Political insiders differed on whether Obama's comments, which came to light Friday, would become a full-blown political disaster that could prompt party leaders to try to steer the nomination to Clinton even though Obama has more pledged delegates. Clinton supporters were eagerly hoping so.
They handed out "I'm not bitter" stickers in North Carolina, and held a conference call of Pennsylvania mayors to denounce the Illinois senator. In Indiana, Clinton did the work herself, telling plant workers in Indianapolis that Obama's comments were "elitist and out of touch."
At issue are comments he made privately at a fundraiser in San Francisco last Sunday. He was trying to explain his troubles winning over some working-class voters, saying they have become frustrated with economic conditions:
"It's not surprising, then, they get bitter, they cling to guns or religion or antipathy to people who aren't like them or anti-immigrant sentiment or anti-trade sentiment as a way to explain their frustrations."
The comments, posted Friday on The Huffington Post Web site, set off a blast of criticism from Clinton, Republican nominee-in-waiting John McCain and other GOP officials, and drew attention to a potential Obama weakness - the image some have that the Harvard-trained lawyer is arrogant and aloof.
His campaign scrambled to defuse possible damage.
There has been a small "political flare-up because I said something that everybody knows is true, which is that there are a whole bunch of folks in small towns in Pennsylvania, in towns right here in Indiana, in my hometown in Illinois, who are bitter," Obama said Saturday morning at a town hall-style meeting at Ball State University in Muncie, Ind. "They are angry. They feel like they have been left behind. They feel like nobody is paying attention to what they're going through.

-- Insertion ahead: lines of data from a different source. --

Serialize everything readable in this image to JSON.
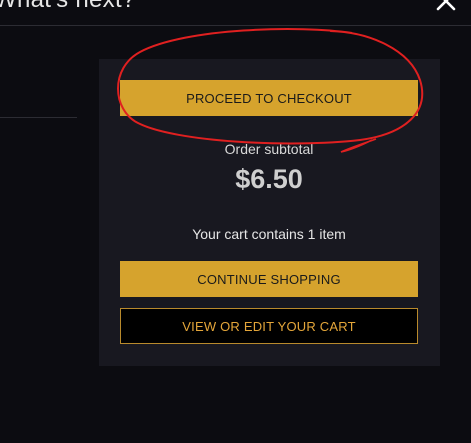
{
  "dialog": {
    "title": "What's next?"
  },
  "icons": {
    "close": "close-icon"
  },
  "cart_panel": {
    "checkout_label": "PROCEED TO CHECKOUT",
    "subtotal_label": "Order subtotal",
    "subtotal_amount": "$6.50",
    "cart_count_text": "Your cart contains 1 item",
    "continue_label": "CONTINUE SHOPPING",
    "edit_cart_label": "VIEW OR EDIT YOUR CART"
  },
  "colors": {
    "background": "#0c0c11",
    "panel": "#181820",
    "accent": "#d6a32d",
    "annotation": "#e02020"
  }
}
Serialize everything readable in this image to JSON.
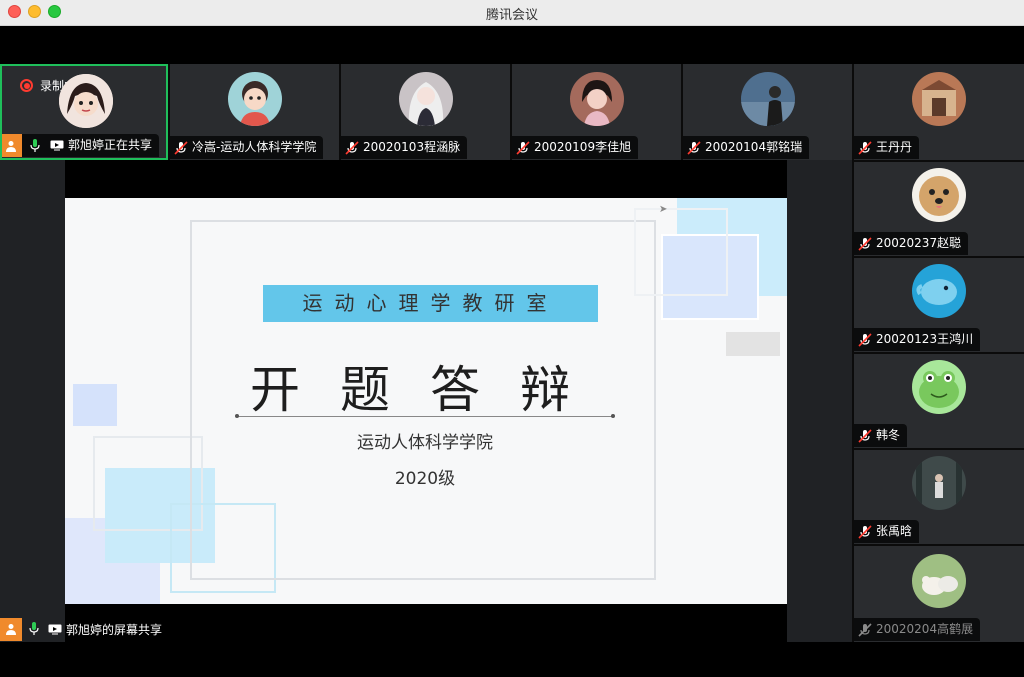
{
  "window": {
    "title": "腾讯会议"
  },
  "recording": {
    "label": "录制中"
  },
  "top_row": [
    {
      "name": "郭旭婷正在共享",
      "mic": "on",
      "sharing": true,
      "active": true
    },
    {
      "name": "冷嵩-运动人体科学学院",
      "mic": "muted"
    },
    {
      "name": "20020103程涵脉",
      "mic": "muted"
    },
    {
      "name": "20020109李佳旭",
      "mic": "muted"
    },
    {
      "name": "20020104郭铭瑞",
      "mic": "muted"
    },
    {
      "name": "王丹丹",
      "mic": "muted"
    }
  ],
  "side_column": [
    {
      "name": "20020237赵聪",
      "mic": "muted"
    },
    {
      "name": "20020123王鸿川",
      "mic": "muted"
    },
    {
      "name": "韩冬",
      "mic": "muted"
    },
    {
      "name": "张禹晗",
      "mic": "muted"
    },
    {
      "name": "20020204高鹤展",
      "mic": "muted",
      "dim": true
    }
  ],
  "slide": {
    "banner": "运动心理学教研室",
    "title": "开题答辩",
    "subtitle": "运动人体科学学院",
    "year": "2020级"
  },
  "share": {
    "label": "郭旭婷的屏幕共享"
  },
  "colors": {
    "active_border": "#1fbf5b",
    "banner": "#63c6ea",
    "presenter_badge": "#f08a2c"
  }
}
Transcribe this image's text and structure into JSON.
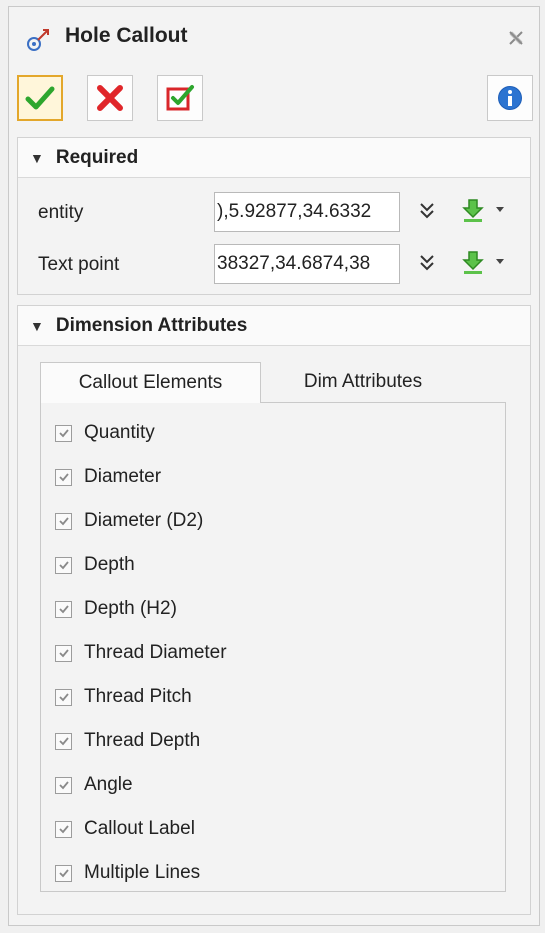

"So I said, well you know, when you're bitter you turn to what you can count on. So people, they vote about guns, or they take comfort from their faith and their family and their community. And they get mad about illegal immigrants who are coming over to this country."